Braun also highlighted the obstacle facing every immigration bill in the current Senate: Republicans’ desire to address the influx of undocumented immigrants crossing the border before tackling any other aspect of the issue.
The labor “issue comes up a lot, in the sense of agriculture and certain industries have trouble finding staff,” Braun said. “I think that’s one of the casualties that’s very significant [of] not having border security … if you’re not talking about border security, even the things you’d be interested in doing, it’s hard to roll up your sleeves and work on that. So I think that’s why it’s not gained much momentum.”
House members from both parties and other advocates for the bill argue that it does not represent a major change to immigration policy but rather is a vital fix to a labor problem haunting farmers and driving up consumer costs.
“Over the last 481 days we have been in several conversations with our colleagues in the Senate,” said Rep. Dan Newhouse (R-Wash.). “The Senate moves differently than the House and we understand that and we applaud that usually, but we’re running out of time.”

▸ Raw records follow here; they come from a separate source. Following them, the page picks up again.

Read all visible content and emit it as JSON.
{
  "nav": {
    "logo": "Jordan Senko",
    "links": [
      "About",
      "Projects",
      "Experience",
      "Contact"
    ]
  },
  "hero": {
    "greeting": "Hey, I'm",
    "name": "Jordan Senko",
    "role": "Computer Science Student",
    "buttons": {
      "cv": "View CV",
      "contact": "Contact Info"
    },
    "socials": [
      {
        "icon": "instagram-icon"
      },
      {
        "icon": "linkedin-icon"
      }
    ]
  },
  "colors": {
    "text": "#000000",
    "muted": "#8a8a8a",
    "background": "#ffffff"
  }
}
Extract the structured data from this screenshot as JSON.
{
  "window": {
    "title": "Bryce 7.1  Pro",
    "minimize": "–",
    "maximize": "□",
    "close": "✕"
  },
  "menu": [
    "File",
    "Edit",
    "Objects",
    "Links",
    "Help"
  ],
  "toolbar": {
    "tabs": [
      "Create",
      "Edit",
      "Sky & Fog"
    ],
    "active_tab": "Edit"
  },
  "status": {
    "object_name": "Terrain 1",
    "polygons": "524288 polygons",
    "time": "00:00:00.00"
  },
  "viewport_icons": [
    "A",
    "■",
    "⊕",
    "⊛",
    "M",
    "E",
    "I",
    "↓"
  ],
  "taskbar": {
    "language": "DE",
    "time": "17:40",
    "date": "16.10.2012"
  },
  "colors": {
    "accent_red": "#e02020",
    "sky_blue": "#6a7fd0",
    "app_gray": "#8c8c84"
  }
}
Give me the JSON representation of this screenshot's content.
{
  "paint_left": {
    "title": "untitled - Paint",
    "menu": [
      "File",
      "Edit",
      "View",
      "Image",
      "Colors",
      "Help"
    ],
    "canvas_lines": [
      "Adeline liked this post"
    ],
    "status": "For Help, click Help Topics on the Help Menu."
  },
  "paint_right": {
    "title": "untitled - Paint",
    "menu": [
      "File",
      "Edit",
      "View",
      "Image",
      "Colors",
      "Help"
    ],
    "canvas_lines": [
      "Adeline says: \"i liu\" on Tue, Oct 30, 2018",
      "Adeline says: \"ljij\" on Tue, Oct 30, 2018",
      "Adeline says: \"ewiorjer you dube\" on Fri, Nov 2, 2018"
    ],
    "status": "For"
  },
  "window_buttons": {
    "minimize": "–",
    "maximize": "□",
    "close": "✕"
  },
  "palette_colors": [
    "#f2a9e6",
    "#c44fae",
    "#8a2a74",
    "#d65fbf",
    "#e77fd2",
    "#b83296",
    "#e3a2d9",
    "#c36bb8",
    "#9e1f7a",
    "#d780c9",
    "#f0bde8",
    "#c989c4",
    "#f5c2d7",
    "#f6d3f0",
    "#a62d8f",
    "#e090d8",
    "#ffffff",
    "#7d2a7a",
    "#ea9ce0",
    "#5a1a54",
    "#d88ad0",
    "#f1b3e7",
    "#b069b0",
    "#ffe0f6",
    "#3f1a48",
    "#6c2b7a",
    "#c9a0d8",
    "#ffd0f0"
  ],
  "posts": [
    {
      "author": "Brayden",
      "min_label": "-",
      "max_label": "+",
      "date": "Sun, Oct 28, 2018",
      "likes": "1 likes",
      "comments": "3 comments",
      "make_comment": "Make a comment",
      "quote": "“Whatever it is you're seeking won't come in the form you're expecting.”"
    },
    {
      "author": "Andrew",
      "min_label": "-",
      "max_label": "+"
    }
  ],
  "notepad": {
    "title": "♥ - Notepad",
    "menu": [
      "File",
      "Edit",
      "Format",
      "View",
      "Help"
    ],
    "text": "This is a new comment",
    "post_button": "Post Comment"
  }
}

The House version of the bill would establish a process by which farmworkers in the U.S. illegally could apply to become a “certified agricultural worker,” a designation that would last five-and-a-half years, removing risk of deportation. Applicants would be required to have a work history in the U.S. and would also have a pathway to receive a green card or citizenship further down the line.
It would also establish 20,000 year-round H-2A visas for farmworkers. H-2A, a program where agricultural workers can receive visas to work on farms in the U.S., has increased in popularity as farms have been unable to find domestic workers. But the program has a timetable that doesn’t allow recipients to work year-round — a problem for operations that need workers at all times of the year, like dairy farms.
While agriculture industry groups are generally supportive of the bill’s efforts to reform the guest worker system, the most powerful of them is lobbying against the proposal to expand migrant worker protections by extending the Migrant and Seasonal Agricultural Worker Protection Act to cover H-2A workers.
“The expansion of MSPA will expose farmers to frivolous litigation,” said Allison Crittenden, the American Farm Bureau’s director of government affairs.
Crittenden also noted longstanding Farm Bureau resistance to the bill’s wage policy and caps on the number of expanded H-2A visas and — both of which are part of the ongoing Senate talks.
If the Senate bill includes those provisions, the Farm Bureau’s opposition could deter many Republicans from supporting it. But many Democrats and aligned lobby groups would be disappointed if they are dropped, putting the bill’s drafters in a delicate position — and dragging out the negotiations.
“MSPA protections are the bare minimum, and farmworkers — deemed essential by the previous administration — deserve to have equal rights under the law regardless of their visa status,” said Andrew Walchuk, the senior policy counsel and director of government relations at Farmworker Justice. “The removal of MSPA coverage would doom the FWMA’s chances of passage in the Senate and back in the House.”
The Farm Bureau’s Crittenden said the group recognizes that time is dwindling to pass something this Congress. “There is a sense of urgency from Farm Bureau and other agricultural stakeholders to finally accomplish ag labor reform,” she said. “However, it’s also critically important the legislation that is put forward in the Senate addresses our concerns in a substantive manner.”